> What is being asked
Collect all lines from the listing that include the string "level".
*** Data supplied Section Begins ***
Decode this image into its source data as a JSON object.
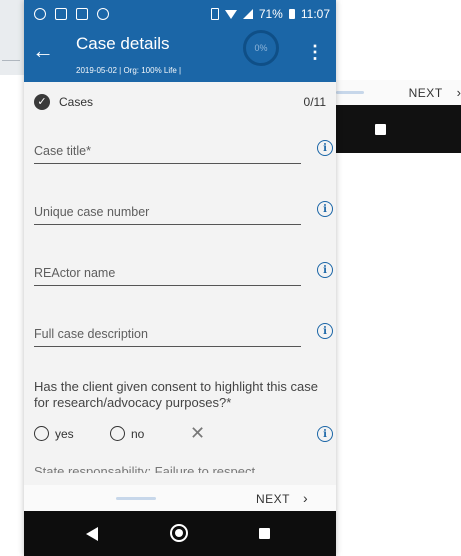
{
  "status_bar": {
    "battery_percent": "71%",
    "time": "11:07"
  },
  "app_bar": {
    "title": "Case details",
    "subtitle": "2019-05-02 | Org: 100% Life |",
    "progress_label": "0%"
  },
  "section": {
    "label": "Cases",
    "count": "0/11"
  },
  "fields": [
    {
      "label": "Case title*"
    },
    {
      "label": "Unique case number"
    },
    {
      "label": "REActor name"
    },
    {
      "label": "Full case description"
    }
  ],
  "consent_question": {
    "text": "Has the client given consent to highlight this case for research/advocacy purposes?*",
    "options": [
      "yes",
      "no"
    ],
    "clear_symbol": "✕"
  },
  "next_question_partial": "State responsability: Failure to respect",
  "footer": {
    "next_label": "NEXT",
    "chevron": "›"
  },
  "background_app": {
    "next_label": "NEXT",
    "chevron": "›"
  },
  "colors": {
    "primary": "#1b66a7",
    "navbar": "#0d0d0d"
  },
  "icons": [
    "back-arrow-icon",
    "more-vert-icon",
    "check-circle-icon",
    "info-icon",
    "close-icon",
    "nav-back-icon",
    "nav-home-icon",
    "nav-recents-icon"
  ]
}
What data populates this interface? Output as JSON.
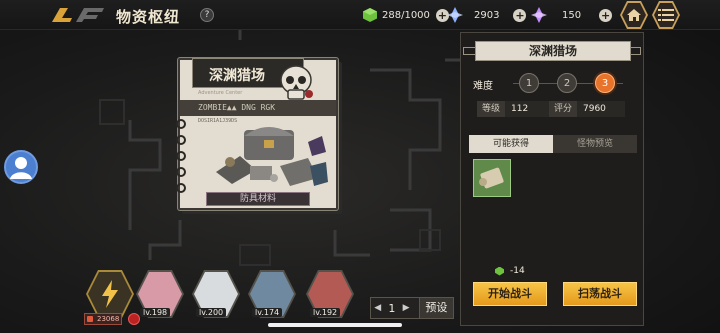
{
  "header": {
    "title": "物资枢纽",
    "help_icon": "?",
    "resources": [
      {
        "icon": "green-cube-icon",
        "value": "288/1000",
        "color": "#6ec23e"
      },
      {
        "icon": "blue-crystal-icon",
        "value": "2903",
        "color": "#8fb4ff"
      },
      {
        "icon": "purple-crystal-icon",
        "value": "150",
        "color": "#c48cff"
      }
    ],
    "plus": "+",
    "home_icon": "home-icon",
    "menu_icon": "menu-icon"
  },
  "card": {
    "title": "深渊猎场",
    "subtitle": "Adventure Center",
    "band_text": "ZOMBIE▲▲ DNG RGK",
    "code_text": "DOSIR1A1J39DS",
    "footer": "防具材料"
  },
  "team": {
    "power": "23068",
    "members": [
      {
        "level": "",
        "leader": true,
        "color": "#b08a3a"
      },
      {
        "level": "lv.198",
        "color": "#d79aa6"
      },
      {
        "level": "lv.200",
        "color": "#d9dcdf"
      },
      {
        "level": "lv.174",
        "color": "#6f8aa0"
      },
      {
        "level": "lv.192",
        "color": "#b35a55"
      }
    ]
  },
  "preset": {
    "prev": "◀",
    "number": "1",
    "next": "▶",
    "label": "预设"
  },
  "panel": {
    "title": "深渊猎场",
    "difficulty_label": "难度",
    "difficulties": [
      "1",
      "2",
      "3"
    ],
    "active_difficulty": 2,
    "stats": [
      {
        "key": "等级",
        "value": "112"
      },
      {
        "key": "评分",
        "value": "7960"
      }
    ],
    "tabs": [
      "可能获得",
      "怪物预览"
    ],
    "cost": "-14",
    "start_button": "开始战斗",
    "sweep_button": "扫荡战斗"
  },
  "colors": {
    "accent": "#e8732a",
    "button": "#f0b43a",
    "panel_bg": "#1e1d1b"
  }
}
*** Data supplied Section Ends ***
> The answer
        "level": "",
        "level": "lv.198",
        "level": "lv.200",
        "level": "lv.174",
        "level": "lv.192",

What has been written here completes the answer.